Task directions: Scan the entries below. List each line with "JSON".

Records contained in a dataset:
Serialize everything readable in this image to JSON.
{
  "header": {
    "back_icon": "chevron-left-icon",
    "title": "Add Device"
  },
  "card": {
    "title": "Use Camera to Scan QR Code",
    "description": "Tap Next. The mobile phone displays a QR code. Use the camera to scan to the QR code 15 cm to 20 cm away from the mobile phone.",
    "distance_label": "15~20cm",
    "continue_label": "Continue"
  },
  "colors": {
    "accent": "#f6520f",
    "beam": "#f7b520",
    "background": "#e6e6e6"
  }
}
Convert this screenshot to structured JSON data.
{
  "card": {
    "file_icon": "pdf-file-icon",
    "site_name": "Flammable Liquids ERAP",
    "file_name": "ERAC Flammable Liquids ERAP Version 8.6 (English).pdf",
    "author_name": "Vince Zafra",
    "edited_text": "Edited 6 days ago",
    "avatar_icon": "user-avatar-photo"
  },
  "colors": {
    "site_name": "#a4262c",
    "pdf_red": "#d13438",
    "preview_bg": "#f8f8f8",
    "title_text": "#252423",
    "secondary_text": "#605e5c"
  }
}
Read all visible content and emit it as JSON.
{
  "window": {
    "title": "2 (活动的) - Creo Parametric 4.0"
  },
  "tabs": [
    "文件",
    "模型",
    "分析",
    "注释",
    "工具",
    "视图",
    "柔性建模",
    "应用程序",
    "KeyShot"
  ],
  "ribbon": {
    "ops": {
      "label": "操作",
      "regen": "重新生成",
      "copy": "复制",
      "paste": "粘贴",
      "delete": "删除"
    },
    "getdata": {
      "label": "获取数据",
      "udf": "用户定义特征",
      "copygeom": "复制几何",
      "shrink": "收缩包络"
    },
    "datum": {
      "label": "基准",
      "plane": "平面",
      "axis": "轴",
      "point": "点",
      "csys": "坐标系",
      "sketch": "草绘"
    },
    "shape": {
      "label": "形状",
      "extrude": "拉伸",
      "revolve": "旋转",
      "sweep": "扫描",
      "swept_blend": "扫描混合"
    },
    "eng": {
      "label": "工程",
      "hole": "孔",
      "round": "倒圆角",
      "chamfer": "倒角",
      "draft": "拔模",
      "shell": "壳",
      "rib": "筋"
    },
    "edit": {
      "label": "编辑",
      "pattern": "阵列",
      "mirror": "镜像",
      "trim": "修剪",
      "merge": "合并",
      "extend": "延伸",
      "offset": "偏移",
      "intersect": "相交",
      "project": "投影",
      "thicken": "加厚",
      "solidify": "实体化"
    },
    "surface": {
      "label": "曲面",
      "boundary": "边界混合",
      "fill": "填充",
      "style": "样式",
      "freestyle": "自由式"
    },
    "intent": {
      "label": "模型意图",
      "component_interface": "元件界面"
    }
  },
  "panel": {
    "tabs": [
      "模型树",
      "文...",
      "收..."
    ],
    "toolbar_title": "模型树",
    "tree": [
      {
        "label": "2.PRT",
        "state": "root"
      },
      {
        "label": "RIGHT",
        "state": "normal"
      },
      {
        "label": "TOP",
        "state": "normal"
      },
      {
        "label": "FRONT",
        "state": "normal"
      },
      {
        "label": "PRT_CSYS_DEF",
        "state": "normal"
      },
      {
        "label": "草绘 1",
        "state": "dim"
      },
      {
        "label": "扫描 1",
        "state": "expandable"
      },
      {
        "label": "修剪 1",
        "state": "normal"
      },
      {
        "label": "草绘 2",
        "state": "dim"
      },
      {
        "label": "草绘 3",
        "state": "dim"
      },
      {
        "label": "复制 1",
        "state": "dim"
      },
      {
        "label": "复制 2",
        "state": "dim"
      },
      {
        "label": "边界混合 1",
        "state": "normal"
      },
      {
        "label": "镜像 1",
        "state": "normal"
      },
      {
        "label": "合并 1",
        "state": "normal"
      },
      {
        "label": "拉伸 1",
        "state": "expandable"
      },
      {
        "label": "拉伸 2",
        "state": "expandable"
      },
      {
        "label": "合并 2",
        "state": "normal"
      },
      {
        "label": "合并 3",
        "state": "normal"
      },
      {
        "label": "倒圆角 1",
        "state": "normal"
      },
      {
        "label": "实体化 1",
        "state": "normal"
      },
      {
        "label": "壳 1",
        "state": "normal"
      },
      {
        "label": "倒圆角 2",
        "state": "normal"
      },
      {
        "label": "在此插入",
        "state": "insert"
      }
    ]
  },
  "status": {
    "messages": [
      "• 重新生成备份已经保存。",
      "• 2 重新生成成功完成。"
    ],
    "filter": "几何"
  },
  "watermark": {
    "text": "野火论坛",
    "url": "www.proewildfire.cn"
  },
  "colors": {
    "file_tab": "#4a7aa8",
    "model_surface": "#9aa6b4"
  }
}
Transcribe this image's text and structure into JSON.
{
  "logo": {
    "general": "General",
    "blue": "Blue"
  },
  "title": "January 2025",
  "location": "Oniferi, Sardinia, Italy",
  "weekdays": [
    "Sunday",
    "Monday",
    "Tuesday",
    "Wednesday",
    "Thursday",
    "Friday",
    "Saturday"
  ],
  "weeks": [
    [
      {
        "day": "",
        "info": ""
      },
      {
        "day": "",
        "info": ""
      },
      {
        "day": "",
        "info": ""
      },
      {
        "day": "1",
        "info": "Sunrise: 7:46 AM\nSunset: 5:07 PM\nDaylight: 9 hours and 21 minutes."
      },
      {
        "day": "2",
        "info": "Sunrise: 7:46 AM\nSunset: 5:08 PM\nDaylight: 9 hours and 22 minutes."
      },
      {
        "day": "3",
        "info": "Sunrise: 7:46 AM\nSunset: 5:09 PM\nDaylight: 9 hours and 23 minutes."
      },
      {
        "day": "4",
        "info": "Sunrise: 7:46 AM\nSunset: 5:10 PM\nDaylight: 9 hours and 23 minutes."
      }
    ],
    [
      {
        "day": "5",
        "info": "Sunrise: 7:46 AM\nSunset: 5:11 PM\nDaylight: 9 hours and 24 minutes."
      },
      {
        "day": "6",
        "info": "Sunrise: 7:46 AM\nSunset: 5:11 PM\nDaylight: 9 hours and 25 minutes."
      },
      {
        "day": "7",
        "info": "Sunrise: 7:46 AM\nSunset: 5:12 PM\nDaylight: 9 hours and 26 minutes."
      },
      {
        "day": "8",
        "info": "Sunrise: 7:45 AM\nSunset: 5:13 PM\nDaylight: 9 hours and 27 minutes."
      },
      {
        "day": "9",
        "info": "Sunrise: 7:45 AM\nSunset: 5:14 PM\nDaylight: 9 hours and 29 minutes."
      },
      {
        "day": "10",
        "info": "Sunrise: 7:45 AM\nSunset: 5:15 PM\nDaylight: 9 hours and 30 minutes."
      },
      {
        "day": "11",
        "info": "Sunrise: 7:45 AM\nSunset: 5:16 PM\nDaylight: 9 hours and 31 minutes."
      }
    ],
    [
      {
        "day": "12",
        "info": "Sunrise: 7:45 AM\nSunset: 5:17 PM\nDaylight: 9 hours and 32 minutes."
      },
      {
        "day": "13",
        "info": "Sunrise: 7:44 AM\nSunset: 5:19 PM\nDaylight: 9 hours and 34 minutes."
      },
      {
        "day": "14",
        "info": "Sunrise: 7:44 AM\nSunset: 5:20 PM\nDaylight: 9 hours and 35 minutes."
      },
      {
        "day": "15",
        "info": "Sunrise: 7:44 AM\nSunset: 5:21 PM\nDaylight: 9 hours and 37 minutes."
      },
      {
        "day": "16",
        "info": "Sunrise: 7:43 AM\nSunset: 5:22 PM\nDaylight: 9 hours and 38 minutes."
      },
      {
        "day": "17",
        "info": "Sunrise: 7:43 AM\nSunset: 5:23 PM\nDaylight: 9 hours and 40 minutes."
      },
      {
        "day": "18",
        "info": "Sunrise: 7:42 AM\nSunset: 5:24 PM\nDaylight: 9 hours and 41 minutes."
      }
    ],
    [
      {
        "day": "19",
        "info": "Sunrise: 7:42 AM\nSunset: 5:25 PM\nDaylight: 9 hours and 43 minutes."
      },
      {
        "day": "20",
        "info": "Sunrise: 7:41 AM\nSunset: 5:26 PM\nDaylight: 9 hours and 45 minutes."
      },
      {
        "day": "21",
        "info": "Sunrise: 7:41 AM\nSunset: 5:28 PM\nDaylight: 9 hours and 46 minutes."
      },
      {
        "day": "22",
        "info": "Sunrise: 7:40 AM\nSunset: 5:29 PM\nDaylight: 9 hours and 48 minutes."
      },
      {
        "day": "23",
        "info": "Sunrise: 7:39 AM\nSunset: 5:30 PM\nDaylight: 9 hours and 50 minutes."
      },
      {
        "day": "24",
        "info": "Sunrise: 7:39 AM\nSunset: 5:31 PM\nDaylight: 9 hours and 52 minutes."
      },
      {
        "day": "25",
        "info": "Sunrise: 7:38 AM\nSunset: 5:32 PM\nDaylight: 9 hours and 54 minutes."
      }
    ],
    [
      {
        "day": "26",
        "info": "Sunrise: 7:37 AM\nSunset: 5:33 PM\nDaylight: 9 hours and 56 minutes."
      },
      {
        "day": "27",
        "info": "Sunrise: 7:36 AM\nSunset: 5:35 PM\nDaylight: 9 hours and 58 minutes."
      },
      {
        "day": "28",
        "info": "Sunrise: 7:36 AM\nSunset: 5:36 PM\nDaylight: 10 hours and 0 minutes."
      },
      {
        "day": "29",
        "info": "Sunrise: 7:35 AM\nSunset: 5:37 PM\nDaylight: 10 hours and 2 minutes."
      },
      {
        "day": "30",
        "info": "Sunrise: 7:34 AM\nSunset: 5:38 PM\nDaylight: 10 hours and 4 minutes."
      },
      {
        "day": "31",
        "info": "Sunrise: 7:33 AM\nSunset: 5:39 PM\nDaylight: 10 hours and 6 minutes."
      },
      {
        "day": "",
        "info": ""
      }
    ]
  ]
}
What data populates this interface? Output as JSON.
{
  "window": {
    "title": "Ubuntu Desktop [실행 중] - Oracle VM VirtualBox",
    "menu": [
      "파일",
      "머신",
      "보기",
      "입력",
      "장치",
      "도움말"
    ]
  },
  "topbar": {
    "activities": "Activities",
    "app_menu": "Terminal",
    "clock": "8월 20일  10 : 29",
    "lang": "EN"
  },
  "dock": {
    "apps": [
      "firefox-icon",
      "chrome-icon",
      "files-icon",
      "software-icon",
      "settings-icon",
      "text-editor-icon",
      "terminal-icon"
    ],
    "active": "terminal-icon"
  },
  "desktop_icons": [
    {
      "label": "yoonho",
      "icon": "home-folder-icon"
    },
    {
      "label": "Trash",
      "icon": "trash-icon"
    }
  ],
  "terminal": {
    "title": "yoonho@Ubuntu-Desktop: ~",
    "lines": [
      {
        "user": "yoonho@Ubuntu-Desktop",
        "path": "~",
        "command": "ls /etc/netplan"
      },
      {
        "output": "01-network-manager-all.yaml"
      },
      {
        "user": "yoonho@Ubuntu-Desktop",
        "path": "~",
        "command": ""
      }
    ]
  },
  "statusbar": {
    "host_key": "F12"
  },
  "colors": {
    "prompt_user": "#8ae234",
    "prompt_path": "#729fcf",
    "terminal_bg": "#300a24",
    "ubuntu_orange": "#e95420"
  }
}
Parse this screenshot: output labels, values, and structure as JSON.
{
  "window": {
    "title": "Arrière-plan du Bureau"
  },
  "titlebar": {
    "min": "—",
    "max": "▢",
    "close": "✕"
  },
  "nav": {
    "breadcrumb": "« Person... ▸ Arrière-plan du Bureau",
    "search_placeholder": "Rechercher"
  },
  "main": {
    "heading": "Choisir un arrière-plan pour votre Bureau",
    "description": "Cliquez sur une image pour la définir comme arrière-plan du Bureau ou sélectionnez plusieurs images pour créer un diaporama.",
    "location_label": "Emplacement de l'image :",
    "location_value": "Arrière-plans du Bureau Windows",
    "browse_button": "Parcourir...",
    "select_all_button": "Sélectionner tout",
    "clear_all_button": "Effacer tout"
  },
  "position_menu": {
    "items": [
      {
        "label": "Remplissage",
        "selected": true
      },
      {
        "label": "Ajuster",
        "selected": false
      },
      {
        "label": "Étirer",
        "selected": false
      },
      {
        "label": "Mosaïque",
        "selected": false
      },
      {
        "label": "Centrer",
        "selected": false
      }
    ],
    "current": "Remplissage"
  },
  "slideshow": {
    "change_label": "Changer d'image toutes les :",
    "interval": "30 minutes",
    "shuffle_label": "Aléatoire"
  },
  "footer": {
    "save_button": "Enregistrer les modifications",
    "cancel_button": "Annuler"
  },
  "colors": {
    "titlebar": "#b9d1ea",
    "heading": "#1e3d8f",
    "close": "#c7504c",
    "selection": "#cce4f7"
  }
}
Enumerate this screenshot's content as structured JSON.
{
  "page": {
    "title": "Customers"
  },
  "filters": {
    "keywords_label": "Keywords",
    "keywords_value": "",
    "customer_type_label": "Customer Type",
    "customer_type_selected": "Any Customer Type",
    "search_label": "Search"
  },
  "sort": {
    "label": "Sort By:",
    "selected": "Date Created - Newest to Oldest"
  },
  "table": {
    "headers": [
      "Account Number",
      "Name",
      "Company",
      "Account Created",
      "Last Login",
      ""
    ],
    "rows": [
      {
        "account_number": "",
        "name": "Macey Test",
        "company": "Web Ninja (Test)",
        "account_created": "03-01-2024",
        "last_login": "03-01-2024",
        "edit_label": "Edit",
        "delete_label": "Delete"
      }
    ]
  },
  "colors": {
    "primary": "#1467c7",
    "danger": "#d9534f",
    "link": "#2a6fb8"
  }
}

Answer box:
Serialize everything readable in this image to JSON.
Convert this screenshot to structured JSON data.
Read all visible content and emit it as JSON.
Transcribe this image's text and structure into JSON.
What data populates this interface? Output as JSON.
Parse this screenshot: output labels, values, and structure as JSON.
Enumerate this screenshot's content as structured JSON.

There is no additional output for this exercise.